→ INSTRUCTIONS TO FOLLOW: Return a copy of every line in the data below that contains "petition".

→ DATASET EXCERPTS:
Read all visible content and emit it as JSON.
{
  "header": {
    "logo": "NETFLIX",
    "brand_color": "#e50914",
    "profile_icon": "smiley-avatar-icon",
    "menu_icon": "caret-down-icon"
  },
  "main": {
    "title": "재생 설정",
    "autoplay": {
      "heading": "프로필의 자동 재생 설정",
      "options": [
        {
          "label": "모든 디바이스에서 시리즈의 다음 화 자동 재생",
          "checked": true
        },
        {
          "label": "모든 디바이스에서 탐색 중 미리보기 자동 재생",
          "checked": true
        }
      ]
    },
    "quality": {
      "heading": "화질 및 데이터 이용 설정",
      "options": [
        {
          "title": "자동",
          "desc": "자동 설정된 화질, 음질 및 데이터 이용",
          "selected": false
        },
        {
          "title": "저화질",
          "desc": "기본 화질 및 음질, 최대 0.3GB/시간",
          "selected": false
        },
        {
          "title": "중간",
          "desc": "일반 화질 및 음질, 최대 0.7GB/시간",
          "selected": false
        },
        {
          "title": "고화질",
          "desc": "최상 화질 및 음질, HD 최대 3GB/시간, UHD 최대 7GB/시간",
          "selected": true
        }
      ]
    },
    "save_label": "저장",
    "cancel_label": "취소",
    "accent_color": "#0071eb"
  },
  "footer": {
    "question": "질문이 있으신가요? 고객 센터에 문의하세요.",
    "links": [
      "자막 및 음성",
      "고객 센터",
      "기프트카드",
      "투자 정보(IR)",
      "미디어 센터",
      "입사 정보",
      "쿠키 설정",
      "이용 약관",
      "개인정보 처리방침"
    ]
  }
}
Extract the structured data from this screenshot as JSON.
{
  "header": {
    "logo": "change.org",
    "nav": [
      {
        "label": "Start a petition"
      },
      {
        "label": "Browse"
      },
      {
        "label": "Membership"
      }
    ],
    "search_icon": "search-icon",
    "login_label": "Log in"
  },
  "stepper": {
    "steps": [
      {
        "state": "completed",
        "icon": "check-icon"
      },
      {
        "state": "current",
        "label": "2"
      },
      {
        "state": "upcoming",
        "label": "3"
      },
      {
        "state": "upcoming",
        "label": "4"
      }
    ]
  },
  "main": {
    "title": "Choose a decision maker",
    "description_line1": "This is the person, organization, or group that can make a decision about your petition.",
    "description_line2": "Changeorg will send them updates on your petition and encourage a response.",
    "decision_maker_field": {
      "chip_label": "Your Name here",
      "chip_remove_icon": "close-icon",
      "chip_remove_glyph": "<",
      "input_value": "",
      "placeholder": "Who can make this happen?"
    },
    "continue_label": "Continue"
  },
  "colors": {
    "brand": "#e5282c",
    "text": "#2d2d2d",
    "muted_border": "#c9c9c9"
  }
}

→ EXPECTED ANSWER:
        "label": "Start a petition"
    "description_line1": "This is the person, organization, or group that can make a decision about your petition.",
    "description_line2": "Changeorg will send them updates on your petition and encourage a response.",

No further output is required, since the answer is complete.